Moscow's Presnensky Court has upheld property developer Terra Auri's right to build a new kindergarten on the territory of an 18th century park, where an office of the Federal Drug Control Service and an existing but disused kindergarten are also located.
The court dismissed a case brought by preservationists to stop the Terra Auri project in the Lefortovo district's Stroganov Estate park. Located on the Yauza River embankment, the park used to be referred to as "The Versailles on the Yauza."
Construction on the territory of the park is prohibited by environmental protection and cultural heritage laws, said Alexandra Andreyeva, a deputy of Lefortovo's municipal assembly.
She said the court's decision was "predictable."

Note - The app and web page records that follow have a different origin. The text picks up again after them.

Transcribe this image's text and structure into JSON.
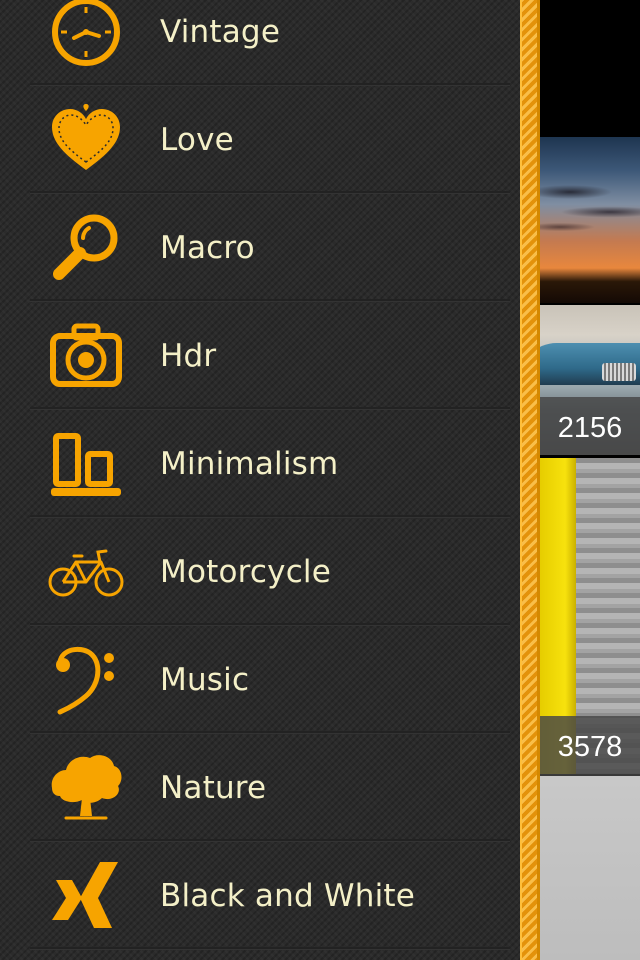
{
  "menu": {
    "items": [
      {
        "label": "Vintage",
        "icon": "clock-icon"
      },
      {
        "label": "Love",
        "icon": "heart-icon"
      },
      {
        "label": "Macro",
        "icon": "magnifier-icon"
      },
      {
        "label": "Hdr",
        "icon": "camera-icon"
      },
      {
        "label": "Minimalism",
        "icon": "bars-icon"
      },
      {
        "label": "Motorcycle",
        "icon": "bicycle-icon"
      },
      {
        "label": "Music",
        "icon": "bass-clef-icon"
      },
      {
        "label": "Nature",
        "icon": "tree-icon"
      },
      {
        "label": "Black and White",
        "icon": "xing-icon"
      }
    ]
  },
  "gallery": {
    "counts": [
      "2156",
      "3578"
    ]
  },
  "colors": {
    "accent": "#f7a400",
    "menu_bg": "#2b2b2b",
    "label_text": "#f4f0c8"
  }
}
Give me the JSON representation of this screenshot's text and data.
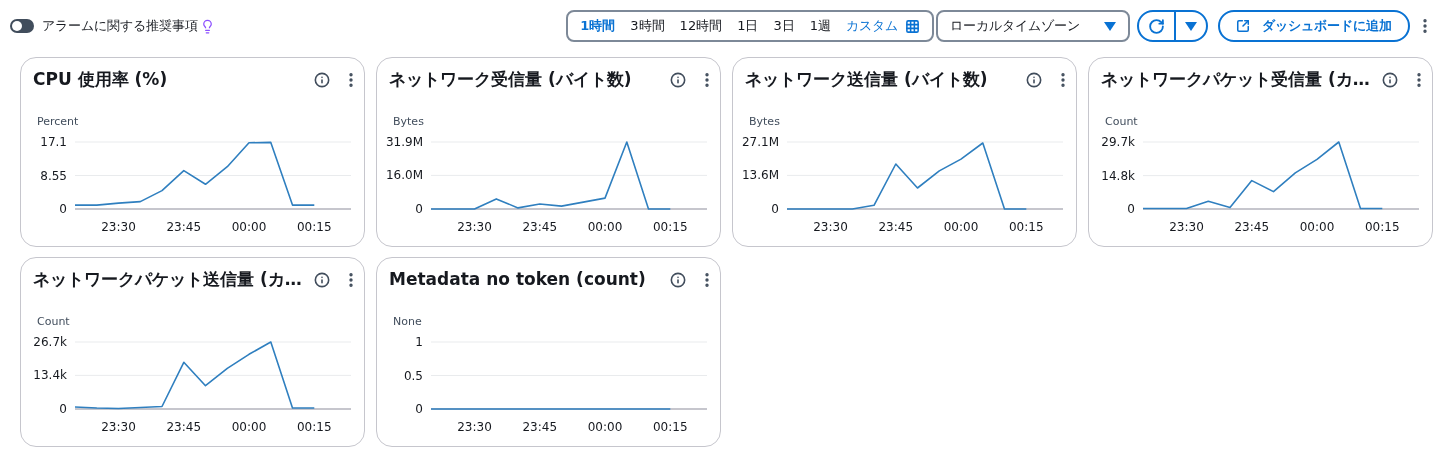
{
  "toolbar": {
    "alarm_toggle": {
      "label": "アラームに関する推奨事項",
      "on": false
    },
    "time_ranges": [
      {
        "label": "1時間",
        "selected": true
      },
      {
        "label": "3時間",
        "selected": false
      },
      {
        "label": "12時間",
        "selected": false
      },
      {
        "label": "1日",
        "selected": false
      },
      {
        "label": "3日",
        "selected": false
      },
      {
        "label": "1週",
        "selected": false
      }
    ],
    "custom_range": {
      "label": "カスタム"
    },
    "timezone": {
      "value": "ローカルタイムゾーン"
    },
    "add_button": {
      "label": "ダッシュボードに追加"
    }
  },
  "widgets": [
    {
      "title": "CPU 使用率 (%)",
      "chart_data": {
        "type": "line",
        "ylabel": "Percent",
        "categories": [
          null,
          null,
          "23:30",
          null,
          null,
          "23:45",
          null,
          null,
          "00:00",
          null,
          null,
          "00:15"
        ],
        "ylim": [
          0,
          17.1
        ],
        "yticks": [
          0,
          8.55,
          17.1
        ],
        "series": [
          {
            "color": "#2f7fbf",
            "values": [
              1.0,
              1.0,
              1.5,
              1.9,
              4.7,
              9.8,
              6.3,
              10.8,
              16.9,
              17.0,
              1.0,
              1.0
            ]
          }
        ]
      }
    },
    {
      "title": "ネットワーク受信量 (バイト数)",
      "chart_data": {
        "type": "line",
        "ylabel": "Bytes",
        "categories": [
          null,
          null,
          "23:30",
          null,
          null,
          "23:45",
          null,
          null,
          "00:00",
          null,
          null,
          "00:15"
        ],
        "ylim": [
          0,
          31.9
        ],
        "yticks": [
          {
            "value": 0,
            "label": "0"
          },
          {
            "value": 16.0,
            "label": "16.0M"
          },
          {
            "value": 31.9,
            "label": "31.9M"
          }
        ],
        "series": [
          {
            "color": "#2f7fbf",
            "values": [
              0,
              0,
              0,
              4.8,
              0.5,
              2.4,
              1.4,
              3.3,
              5.2,
              31.9,
              0,
              0
            ]
          }
        ]
      }
    },
    {
      "title": "ネットワーク送信量 (バイト数)",
      "chart_data": {
        "type": "line",
        "ylabel": "Bytes",
        "categories": [
          null,
          null,
          "23:30",
          null,
          null,
          "23:45",
          null,
          null,
          "00:00",
          null,
          null,
          "00:15"
        ],
        "ylim": [
          0,
          27.1
        ],
        "yticks": [
          {
            "value": 0,
            "label": "0"
          },
          {
            "value": 13.6,
            "label": "13.6M"
          },
          {
            "value": 27.1,
            "label": "27.1M"
          }
        ],
        "series": [
          {
            "color": "#2f7fbf",
            "values": [
              0,
              0,
              0,
              0,
              1.5,
              18.2,
              8.5,
              15.4,
              20.2,
              26.7,
              0,
              0
            ]
          }
        ]
      }
    },
    {
      "title": "ネットワークパケット受信量 (カ…",
      "chart_data": {
        "type": "line",
        "ylabel": "Count",
        "categories": [
          null,
          null,
          "23:30",
          null,
          null,
          "23:45",
          null,
          null,
          "00:00",
          null,
          null,
          "00:15"
        ],
        "ylim": [
          0,
          29.7
        ],
        "yticks": [
          {
            "value": 0,
            "label": "0"
          },
          {
            "value": 14.8,
            "label": "14.8k"
          },
          {
            "value": 29.7,
            "label": "29.7k"
          }
        ],
        "series": [
          {
            "color": "#2f7fbf",
            "values": [
              0.2,
              0.2,
              0.2,
              3.4,
              0.6,
              12.6,
              7.7,
              16.0,
              22.0,
              29.7,
              0.2,
              0.2
            ]
          }
        ]
      }
    },
    {
      "title": "ネットワークパケット送信量 (カ…",
      "chart_data": {
        "type": "line",
        "ylabel": "Count",
        "categories": [
          null,
          null,
          "23:30",
          null,
          null,
          "23:45",
          null,
          null,
          "00:00",
          null,
          null,
          "00:15"
        ],
        "ylim": [
          0,
          26.7
        ],
        "yticks": [
          {
            "value": 0,
            "label": "0"
          },
          {
            "value": 13.4,
            "label": "13.4k"
          },
          {
            "value": 26.7,
            "label": "26.7k"
          }
        ],
        "series": [
          {
            "color": "#2f7fbf",
            "values": [
              0.8,
              0.4,
              0.2,
              0.6,
              1.0,
              18.6,
              9.3,
              16.2,
              21.8,
              26.7,
              0.4,
              0.4
            ]
          }
        ]
      }
    },
    {
      "title": "Metadata no token (count)",
      "chart_data": {
        "type": "line",
        "ylabel": "None",
        "categories": [
          null,
          null,
          "23:30",
          null,
          null,
          "23:45",
          null,
          null,
          "00:00",
          null,
          null,
          "00:15"
        ],
        "ylim": [
          0,
          1
        ],
        "yticks": [
          0,
          0.5,
          1
        ],
        "series": [
          {
            "color": "#2f7fbf",
            "values": [
              0,
              0,
              0,
              0,
              0,
              0,
              0,
              0,
              0,
              0,
              0,
              0
            ]
          }
        ]
      }
    }
  ]
}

"There was strong will from the authorities to build the kindergarten anyway."
It's not a problem stemming from the pursuit of profit but one of political power, Andreyeva said.
"The authorities want to show that the residents mean nothing, and that they should not impede public projects."
Due to a lack of grassroots organization in local communities, such sites can only be saved if an order from a high official is received, she said. Moreover, succeeding in court against a government department is difficult because of the executive branch's interference in judicial proceedings, Andreyeva added.
Terra Auri has also chopped down 350 trees in the area in violation of a ban stipulated by local laws, she said.
A spokesman for Moscow's department for natural resources and environmental protection backed up Terra Auri and said the project "will not harm the surrounding nature."
The city spokesman said that the project complied with city laws. On April 11th, City Hall passed Law No.12, amending the City Development Code. It allows city-funded daycare centers to be built in protected natural areas, according to the Russian Legal Information Agency. However, Terra Auri began construction in 2010.
One of the conditions of Terra Auri's construction permit stated that at least 60 percent of the project's territory must be planted with trees or grass. Yet only 30 percent of the territory meets this condition, Andreyeva said.
Commenting on the alleged violation of the conditions, Judge Irina Zubova said that she was bad at mathematics, which is why she decided to go to law school, according to a tape of court proceedings.
Lefortovo activists will file an appeal with the Moscow City Court.
"Even if they build the kindergarten," Andreyeva said, "I will destroy it anyway."